■ Problem statement: All the data should be printed again exactly as written.
*** Block opens ***
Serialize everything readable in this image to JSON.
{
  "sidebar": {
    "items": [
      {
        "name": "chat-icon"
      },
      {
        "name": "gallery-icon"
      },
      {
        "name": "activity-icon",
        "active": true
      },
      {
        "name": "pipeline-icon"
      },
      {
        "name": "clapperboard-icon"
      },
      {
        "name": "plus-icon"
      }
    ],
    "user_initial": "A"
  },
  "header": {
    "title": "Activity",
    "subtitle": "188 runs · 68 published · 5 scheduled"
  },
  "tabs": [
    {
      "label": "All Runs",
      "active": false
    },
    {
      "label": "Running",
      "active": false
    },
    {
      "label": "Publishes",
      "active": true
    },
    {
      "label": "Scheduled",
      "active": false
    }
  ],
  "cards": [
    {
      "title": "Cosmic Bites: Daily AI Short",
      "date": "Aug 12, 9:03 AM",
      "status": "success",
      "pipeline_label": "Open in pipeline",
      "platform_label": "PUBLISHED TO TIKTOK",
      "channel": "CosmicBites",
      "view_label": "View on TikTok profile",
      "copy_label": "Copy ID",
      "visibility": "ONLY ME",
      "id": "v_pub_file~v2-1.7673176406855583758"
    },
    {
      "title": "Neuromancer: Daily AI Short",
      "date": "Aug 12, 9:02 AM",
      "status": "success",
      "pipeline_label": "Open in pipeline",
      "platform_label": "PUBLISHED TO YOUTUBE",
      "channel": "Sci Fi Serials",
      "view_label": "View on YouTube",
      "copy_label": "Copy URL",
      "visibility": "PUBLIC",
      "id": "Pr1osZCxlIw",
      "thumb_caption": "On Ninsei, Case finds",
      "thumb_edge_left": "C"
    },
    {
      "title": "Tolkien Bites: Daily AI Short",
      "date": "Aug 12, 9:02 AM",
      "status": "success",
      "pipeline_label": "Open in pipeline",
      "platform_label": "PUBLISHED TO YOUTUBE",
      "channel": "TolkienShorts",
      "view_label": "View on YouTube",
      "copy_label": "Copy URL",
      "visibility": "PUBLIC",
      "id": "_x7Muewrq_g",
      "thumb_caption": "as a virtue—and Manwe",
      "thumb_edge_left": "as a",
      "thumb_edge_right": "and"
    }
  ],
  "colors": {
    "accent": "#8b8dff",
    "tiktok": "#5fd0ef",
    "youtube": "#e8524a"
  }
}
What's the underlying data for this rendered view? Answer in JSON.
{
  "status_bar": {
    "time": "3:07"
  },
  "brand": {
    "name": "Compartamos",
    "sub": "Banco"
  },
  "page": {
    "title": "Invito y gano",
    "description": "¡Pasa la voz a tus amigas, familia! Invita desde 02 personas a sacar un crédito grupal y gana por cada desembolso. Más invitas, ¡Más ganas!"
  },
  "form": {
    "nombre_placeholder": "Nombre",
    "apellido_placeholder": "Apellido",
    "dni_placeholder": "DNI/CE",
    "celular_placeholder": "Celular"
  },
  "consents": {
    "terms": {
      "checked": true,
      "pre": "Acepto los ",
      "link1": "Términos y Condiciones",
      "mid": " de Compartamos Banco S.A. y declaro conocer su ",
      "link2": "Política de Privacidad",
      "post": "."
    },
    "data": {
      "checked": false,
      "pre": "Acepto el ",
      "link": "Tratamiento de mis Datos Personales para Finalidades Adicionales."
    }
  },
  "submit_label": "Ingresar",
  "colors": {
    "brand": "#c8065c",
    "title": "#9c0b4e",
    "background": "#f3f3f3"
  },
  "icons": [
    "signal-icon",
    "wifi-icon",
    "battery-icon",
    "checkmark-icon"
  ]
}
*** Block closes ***
■ Result of this exercise:
Serialize everything readable in this image to JSON.
{
  "sidebar": {
    "items": [
      {
        "name": "chat-icon"
      },
      {
        "name": "gallery-icon"
      },
      {
        "name": "activity-icon",
        "active": true
      },
      {
        "name": "pipeline-icon"
      },
      {
        "name": "clapperboard-icon"
      },
      {
        "name": "plus-icon"
      }
    ],
    "user_initial": "A"
  },
  "header": {
    "title": "Activity",
    "subtitle": "188 runs · 68 published · 5 scheduled"
  },
  "tabs": [
    {
      "label": "All Runs",
      "active": false
    },
    {
      "label": "Running",
      "active": false
    },
    {
      "label": "Publishes",
      "active": true
    },
    {
      "label": "Scheduled",
      "active": false
    }
  ],
  "cards": [
    {
      "title": "Cosmic Bites: Daily AI Short",
      "date": "Aug 12, 9:03 AM",
      "status": "success",
      "pipeline_label": "Open in pipeline",
      "platform_label": "PUBLISHED TO TIKTOK",
      "channel": "CosmicBites",
      "view_label": "View on TikTok profile",
      "copy_label": "Copy ID",
      "visibility": "ONLY ME",
      "id": "v_pub_file~v2-1.7673176406855583758"
    },
    {
      "title": "Neuromancer: Daily AI Short",
      "date": "Aug 12, 9:02 AM",
      "status": "success",
      "pipeline_label": "Open in pipeline",
      "platform_label": "PUBLISHED TO YOUTUBE",
      "channel": "Sci Fi Serials",
      "view_label": "View on YouTube",
      "copy_label": "Copy URL",
      "visibility": "PUBLIC",
      "id": "Pr1osZCxlIw",
      "thumb_caption": "On Ninsei, Case finds",
      "thumb_edge_left": "C"
    },
    {
      "title": "Tolkien Bites: Daily AI Short",
      "date": "Aug 12, 9:02 AM",
      "status": "success",
      "pipeline_label": "Open in pipeline",
      "platform_label": "PUBLISHED TO YOUTUBE",
      "channel": "TolkienShorts",
      "view_label": "View on YouTube",
      "copy_label": "Copy URL",
      "visibility": "PUBLIC",
      "id": "_x7Muewrq_g",
      "thumb_caption": "as a virtue—and Manwe",
      "thumb_edge_left": "as a",
      "thumb_edge_right": "and"
    }
  ],
  "colors": {
    "accent": "#8b8dff",
    "tiktok": "#5fd0ef",
    "youtube": "#e8524a"
  }
}
What's the underlying data for this rendered view? Answer in JSON.
{
  "status_bar": {
    "time": "3:07"
  },
  "brand": {
    "name": "Compartamos",
    "sub": "Banco"
  },
  "page": {
    "title": "Invito y gano",
    "description": "¡Pasa la voz a tus amigas, familia! Invita desde 02 personas a sacar un crédito grupal y gana por cada desembolso. Más invitas, ¡Más ganas!"
  },
  "form": {
    "nombre_placeholder": "Nombre",
    "apellido_placeholder": "Apellido",
    "dni_placeholder": "DNI/CE",
    "celular_placeholder": "Celular"
  },
  "consents": {
    "terms": {
      "checked": true,
      "pre": "Acepto los ",
      "link1": "Términos y Condiciones",
      "mid": " de Compartamos Banco S.A. y declaro conocer su ",
      "link2": "Política de Privacidad",
      "post": "."
    },
    "data": {
      "checked": false,
      "pre": "Acepto el ",
      "link": "Tratamiento de mis Datos Personales para Finalidades Adicionales."
    }
  },
  "submit_label": "Ingresar",
  "colors": {
    "brand": "#c8065c",
    "title": "#9c0b4e",
    "background": "#f3f3f3"
  },
  "icons": [
    "signal-icon",
    "wifi-icon",
    "battery-icon",
    "checkmark-icon"
  ]
}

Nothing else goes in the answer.